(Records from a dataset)
::::::::
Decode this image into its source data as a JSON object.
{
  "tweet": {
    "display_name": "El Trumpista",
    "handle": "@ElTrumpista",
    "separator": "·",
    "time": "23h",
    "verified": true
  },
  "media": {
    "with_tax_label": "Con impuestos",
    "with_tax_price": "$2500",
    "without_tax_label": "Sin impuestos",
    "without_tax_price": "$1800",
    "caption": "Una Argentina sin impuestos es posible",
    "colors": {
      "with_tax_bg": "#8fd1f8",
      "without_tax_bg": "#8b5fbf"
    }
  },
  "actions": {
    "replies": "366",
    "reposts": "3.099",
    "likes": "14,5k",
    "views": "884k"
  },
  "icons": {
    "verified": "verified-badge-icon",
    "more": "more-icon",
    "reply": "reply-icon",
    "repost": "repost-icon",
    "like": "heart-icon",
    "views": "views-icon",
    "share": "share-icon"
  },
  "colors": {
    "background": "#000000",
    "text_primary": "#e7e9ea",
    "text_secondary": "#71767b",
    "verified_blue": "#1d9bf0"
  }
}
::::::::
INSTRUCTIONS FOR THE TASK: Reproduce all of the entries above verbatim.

EXPECTED ANSWER:
Decode this image into its source data as a JSON object.
{
  "tweet": {
    "display_name": "El Trumpista",
    "handle": "@ElTrumpista",
    "separator": "·",
    "time": "23h",
    "verified": true
  },
  "media": {
    "with_tax_label": "Con impuestos",
    "with_tax_price": "$2500",
    "without_tax_label": "Sin impuestos",
    "without_tax_price": "$1800",
    "caption": "Una Argentina sin impuestos es posible",
    "colors": {
      "with_tax_bg": "#8fd1f8",
      "without_tax_bg": "#8b5fbf"
    }
  },
  "actions": {
    "replies": "366",
    "reposts": "3.099",
    "likes": "14,5k",
    "views": "884k"
  },
  "icons": {
    "verified": "verified-badge-icon",
    "more": "more-icon",
    "reply": "reply-icon",
    "repost": "repost-icon",
    "like": "heart-icon",
    "views": "views-icon",
    "share": "share-icon"
  },
  "colors": {
    "background": "#000000",
    "text_primary": "#e7e9ea",
    "text_secondary": "#71767b",
    "verified_blue": "#1d9bf0"
  }
}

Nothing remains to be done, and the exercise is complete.